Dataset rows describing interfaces
• • •

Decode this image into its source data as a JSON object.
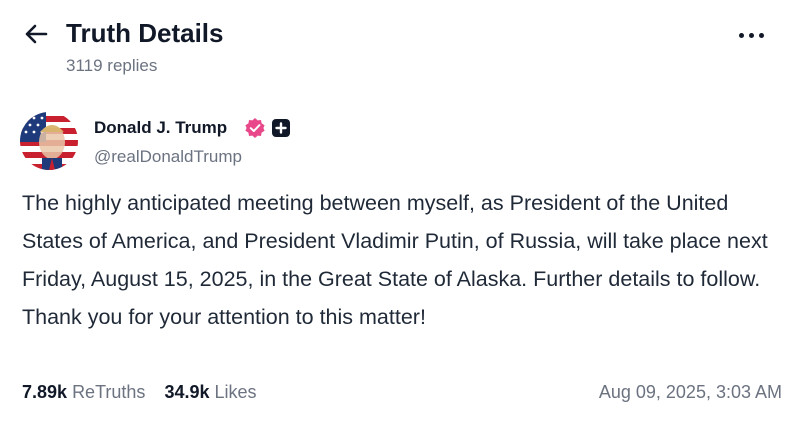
{
  "header": {
    "title": "Truth Details",
    "replies": "3119 replies",
    "back_icon": "arrow-left-icon",
    "more_icon": "ellipsis-icon"
  },
  "post": {
    "author_name": "Donald J. Trump",
    "handle": "@realDonaldTrump",
    "verified_color": "#e8488a",
    "text": "The highly anticipated meeting between myself, as President of the United States of America, and President Vladimir Putin, of Russia, will take place next Friday, August 15, 2025, in the Great State of Alaska. Further details to follow. Thank you for your attention to this matter!",
    "retruths_count": "7.89k",
    "retruths_label": "ReTruths",
    "likes_count": "34.9k",
    "likes_label": "Likes",
    "timestamp": "Aug 09, 2025, 3:03 AM"
  }
}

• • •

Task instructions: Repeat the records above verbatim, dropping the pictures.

Exercise solution:
Decode this image into its source data as a JSON object.
{
  "header": {
    "title": "Truth Details",
    "replies": "3119 replies",
    "back_icon": "arrow-left-icon",
    "more_icon": "ellipsis-icon"
  },
  "post": {
    "author_name": "Donald J. Trump",
    "handle": "@realDonaldTrump",
    "verified_color": "#e8488a",
    "text": "The highly anticipated meeting between myself, as President of the United States of America, and President Vladimir Putin, of Russia, will take place next Friday, August 15, 2025, in the Great State of Alaska. Further details to follow. Thank you for your attention to this matter!",
    "retruths_count": "7.89k",
    "retruths_label": "ReTruths",
    "likes_count": "34.9k",
    "likes_label": "Likes",
    "timestamp": "Aug 09, 2025, 3:03 AM"
  }
}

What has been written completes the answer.